Records drawn from a dataset:
═══
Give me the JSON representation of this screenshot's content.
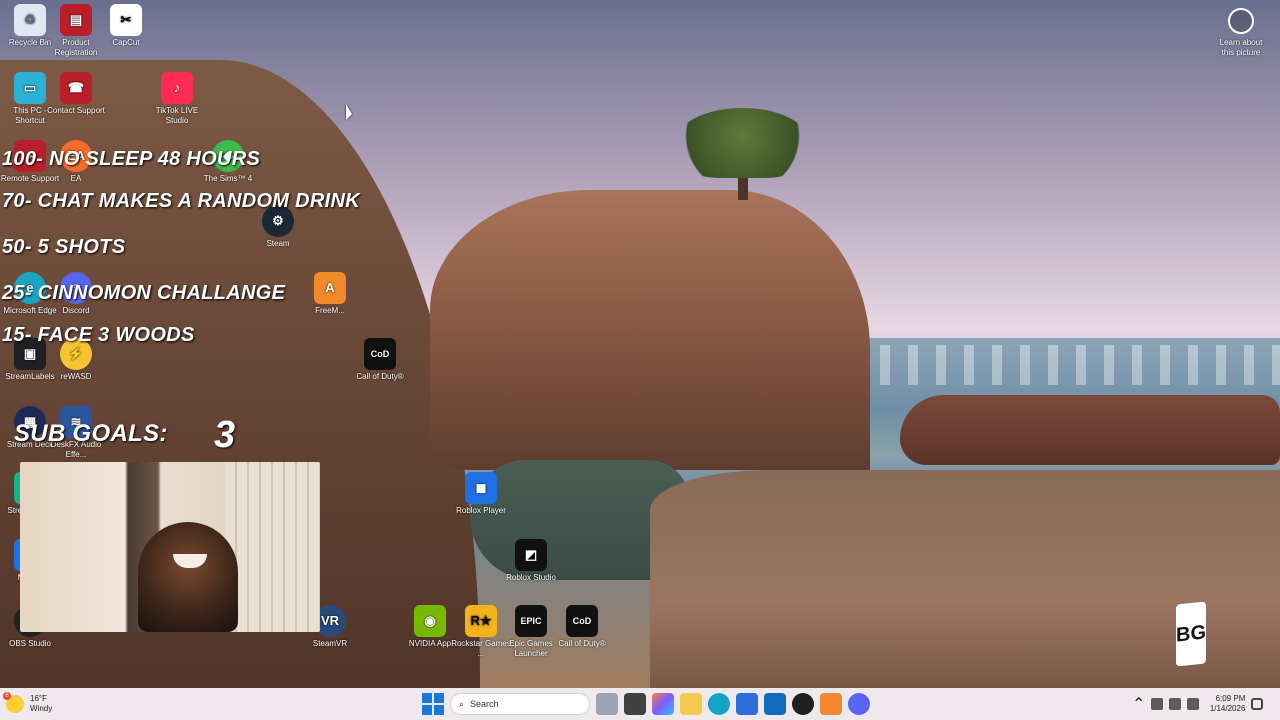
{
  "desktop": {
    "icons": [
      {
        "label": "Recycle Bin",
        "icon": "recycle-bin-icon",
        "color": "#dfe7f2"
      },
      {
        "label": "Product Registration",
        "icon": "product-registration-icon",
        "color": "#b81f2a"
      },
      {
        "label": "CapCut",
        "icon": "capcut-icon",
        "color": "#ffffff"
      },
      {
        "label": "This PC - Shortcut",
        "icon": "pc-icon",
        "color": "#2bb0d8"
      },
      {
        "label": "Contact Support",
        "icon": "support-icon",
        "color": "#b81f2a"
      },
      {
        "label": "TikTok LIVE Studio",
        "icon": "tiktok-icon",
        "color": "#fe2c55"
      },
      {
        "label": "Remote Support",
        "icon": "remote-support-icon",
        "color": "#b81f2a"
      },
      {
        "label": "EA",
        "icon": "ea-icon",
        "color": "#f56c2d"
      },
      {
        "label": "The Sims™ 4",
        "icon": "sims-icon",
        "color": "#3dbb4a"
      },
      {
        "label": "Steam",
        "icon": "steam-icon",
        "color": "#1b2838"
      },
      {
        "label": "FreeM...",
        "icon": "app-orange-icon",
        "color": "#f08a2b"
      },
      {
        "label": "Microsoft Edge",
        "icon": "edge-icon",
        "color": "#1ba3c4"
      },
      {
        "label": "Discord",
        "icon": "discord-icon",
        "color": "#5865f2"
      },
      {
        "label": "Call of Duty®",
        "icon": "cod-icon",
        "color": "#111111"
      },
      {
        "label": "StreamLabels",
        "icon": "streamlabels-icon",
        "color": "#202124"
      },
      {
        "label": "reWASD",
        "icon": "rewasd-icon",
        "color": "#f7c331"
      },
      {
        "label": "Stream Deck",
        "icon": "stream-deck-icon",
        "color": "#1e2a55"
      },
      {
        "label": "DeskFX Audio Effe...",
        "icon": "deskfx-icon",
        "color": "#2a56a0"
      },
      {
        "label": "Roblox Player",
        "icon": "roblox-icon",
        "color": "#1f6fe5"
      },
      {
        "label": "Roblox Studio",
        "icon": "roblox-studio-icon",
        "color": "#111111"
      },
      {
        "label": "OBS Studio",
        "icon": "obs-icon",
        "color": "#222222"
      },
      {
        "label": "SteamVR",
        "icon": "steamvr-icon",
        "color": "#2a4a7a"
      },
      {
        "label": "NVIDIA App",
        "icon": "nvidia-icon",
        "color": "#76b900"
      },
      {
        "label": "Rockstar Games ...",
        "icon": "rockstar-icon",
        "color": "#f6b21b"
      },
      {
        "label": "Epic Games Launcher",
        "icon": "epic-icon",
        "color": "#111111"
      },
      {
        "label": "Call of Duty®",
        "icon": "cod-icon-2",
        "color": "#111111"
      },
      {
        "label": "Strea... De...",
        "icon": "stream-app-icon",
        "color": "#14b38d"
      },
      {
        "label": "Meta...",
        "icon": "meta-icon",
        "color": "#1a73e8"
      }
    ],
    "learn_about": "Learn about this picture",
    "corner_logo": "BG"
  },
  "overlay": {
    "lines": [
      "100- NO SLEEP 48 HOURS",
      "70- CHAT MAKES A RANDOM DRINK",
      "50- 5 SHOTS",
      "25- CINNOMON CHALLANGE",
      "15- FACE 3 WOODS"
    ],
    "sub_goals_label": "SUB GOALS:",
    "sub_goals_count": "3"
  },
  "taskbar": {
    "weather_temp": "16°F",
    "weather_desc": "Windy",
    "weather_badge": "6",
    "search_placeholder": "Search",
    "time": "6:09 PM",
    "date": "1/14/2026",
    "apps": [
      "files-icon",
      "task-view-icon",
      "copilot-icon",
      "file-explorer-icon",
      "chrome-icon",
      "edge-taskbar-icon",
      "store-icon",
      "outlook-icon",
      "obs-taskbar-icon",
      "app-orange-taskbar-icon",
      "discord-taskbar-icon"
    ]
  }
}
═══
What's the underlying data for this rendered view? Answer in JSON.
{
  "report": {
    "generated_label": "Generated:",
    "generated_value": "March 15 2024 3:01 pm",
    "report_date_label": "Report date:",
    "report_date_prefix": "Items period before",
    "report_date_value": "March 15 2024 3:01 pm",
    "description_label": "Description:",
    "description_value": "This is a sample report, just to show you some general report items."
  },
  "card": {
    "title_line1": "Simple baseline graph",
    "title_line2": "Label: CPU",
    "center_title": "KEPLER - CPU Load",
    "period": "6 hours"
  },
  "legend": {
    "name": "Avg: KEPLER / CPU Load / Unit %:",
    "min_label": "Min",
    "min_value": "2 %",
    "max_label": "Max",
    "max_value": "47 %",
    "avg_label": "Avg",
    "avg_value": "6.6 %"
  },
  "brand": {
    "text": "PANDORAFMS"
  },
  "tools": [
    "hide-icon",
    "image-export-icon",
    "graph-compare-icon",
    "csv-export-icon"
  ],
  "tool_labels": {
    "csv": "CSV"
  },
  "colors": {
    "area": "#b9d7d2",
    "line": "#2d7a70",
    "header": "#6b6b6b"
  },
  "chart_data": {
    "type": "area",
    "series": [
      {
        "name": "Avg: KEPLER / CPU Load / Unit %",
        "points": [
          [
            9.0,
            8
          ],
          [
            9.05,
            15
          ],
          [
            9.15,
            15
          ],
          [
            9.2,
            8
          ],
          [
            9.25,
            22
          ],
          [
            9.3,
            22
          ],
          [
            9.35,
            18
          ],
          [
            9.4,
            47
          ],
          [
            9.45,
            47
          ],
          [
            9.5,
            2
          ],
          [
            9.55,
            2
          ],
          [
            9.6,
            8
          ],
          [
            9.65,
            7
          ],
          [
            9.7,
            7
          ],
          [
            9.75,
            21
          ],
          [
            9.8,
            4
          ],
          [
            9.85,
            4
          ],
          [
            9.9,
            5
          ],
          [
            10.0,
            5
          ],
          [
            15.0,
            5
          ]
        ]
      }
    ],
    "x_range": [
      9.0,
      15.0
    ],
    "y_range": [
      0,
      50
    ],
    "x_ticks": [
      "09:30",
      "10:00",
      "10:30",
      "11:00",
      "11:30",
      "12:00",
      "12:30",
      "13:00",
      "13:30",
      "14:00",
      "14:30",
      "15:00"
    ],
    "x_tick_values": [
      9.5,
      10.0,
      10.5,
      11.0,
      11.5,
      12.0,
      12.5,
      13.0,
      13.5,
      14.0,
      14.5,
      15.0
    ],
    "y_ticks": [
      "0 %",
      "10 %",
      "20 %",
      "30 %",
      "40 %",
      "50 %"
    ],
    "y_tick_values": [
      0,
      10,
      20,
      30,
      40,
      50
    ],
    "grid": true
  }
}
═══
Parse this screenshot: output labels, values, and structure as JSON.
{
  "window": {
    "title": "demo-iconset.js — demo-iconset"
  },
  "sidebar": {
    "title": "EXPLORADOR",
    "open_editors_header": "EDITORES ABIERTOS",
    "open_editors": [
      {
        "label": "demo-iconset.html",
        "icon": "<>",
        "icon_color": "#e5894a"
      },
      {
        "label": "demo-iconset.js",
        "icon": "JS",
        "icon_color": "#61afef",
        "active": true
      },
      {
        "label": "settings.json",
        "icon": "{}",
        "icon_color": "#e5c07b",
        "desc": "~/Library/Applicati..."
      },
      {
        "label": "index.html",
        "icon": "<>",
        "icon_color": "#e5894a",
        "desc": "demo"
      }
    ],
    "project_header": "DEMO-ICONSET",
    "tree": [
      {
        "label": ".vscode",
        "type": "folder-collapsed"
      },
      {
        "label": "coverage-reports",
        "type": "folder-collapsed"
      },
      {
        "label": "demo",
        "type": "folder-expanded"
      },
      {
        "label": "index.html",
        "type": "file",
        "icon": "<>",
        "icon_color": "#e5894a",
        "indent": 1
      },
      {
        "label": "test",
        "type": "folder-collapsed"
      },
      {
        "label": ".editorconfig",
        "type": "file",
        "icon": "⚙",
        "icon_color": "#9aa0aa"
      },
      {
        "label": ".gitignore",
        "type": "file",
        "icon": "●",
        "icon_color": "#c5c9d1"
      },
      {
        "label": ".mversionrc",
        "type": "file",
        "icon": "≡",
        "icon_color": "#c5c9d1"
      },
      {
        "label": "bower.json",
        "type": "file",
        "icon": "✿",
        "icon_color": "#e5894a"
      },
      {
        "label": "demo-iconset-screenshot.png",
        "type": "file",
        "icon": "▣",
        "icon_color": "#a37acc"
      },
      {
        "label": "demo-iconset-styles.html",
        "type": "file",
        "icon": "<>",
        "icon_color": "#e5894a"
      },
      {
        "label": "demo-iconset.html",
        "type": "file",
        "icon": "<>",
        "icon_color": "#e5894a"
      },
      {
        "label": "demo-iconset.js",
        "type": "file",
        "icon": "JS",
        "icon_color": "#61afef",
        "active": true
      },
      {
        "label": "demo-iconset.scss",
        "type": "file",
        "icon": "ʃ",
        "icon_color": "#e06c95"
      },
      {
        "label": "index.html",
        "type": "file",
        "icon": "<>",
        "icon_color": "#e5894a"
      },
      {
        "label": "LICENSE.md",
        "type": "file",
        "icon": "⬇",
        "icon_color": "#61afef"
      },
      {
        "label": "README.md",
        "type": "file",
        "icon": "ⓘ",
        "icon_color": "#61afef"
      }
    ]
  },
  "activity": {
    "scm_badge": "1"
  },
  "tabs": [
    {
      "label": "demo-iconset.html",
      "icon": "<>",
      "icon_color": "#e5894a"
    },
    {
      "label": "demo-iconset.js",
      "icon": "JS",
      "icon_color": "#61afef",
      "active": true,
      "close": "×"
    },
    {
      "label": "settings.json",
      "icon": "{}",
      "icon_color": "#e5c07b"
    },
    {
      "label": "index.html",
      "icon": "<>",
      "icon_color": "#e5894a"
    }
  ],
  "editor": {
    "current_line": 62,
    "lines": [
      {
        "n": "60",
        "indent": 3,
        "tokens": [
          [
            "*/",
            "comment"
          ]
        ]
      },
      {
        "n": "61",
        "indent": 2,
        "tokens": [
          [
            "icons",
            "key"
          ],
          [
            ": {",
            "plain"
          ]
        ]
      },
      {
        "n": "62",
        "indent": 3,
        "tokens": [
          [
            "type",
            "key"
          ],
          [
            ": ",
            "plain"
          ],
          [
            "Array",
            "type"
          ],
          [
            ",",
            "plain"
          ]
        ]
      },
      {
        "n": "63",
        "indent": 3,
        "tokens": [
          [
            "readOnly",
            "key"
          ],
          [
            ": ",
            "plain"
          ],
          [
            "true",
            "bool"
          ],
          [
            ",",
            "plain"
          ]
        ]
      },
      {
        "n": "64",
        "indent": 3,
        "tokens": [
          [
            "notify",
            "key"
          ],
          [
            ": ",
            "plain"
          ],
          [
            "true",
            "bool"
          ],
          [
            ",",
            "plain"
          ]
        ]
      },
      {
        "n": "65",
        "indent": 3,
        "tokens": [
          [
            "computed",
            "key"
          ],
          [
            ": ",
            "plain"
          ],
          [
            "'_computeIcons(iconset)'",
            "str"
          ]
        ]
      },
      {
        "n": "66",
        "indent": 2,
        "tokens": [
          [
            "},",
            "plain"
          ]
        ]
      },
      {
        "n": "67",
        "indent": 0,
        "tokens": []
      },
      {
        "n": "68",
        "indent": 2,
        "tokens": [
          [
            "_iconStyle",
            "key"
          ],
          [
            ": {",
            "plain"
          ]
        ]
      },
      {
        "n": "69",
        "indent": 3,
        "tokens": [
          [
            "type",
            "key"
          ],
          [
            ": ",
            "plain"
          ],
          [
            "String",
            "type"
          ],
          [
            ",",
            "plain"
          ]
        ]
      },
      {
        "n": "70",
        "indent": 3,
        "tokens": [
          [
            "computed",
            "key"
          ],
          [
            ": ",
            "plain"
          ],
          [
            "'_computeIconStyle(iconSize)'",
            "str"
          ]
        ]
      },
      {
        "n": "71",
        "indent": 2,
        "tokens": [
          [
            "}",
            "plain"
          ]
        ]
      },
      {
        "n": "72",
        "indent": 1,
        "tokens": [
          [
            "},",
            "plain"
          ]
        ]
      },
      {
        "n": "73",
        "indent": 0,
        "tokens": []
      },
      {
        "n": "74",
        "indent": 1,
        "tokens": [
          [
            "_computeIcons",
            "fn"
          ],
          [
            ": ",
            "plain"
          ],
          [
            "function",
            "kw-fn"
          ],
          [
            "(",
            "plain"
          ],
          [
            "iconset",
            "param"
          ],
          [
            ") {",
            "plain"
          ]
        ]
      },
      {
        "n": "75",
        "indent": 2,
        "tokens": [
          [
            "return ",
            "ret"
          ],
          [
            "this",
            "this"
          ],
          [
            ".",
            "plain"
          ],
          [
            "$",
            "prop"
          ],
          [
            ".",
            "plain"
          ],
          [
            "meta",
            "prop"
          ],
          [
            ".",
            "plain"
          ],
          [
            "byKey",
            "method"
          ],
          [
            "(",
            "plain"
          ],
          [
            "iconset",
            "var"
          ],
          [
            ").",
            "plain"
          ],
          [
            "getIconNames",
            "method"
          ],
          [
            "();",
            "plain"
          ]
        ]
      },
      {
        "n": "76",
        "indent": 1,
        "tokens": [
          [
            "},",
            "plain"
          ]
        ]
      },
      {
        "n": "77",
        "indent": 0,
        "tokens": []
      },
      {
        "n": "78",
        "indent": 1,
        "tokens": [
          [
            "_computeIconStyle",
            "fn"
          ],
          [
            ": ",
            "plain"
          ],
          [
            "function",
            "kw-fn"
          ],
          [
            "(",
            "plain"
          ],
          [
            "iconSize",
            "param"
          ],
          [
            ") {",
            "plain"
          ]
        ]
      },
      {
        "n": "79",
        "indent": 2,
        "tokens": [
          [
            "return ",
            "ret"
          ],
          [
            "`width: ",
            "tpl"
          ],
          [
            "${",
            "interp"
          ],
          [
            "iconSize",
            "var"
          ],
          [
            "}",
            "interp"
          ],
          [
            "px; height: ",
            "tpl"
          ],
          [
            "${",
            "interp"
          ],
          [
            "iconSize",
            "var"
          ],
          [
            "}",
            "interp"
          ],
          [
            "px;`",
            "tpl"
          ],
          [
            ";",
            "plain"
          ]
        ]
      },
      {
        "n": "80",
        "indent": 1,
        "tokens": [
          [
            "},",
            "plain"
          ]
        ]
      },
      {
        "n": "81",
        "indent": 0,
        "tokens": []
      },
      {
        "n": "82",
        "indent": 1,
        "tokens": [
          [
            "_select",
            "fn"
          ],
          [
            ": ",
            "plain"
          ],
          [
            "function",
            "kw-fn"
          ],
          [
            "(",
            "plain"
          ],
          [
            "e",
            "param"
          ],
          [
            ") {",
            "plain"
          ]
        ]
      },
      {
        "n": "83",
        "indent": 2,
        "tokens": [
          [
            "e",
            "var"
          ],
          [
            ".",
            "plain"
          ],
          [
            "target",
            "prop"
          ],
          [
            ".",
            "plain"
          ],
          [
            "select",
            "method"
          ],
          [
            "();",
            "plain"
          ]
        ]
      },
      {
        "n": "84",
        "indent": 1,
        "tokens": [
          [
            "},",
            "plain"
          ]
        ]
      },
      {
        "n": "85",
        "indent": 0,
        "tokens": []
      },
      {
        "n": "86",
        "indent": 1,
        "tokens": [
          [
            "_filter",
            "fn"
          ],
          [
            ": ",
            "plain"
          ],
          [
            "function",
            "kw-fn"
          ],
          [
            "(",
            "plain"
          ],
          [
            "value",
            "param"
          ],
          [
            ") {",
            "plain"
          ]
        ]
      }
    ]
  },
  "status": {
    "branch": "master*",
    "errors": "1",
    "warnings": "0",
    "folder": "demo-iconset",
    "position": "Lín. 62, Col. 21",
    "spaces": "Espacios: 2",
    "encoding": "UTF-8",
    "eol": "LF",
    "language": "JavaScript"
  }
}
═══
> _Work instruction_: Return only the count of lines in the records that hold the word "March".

> _Exercise output_: 2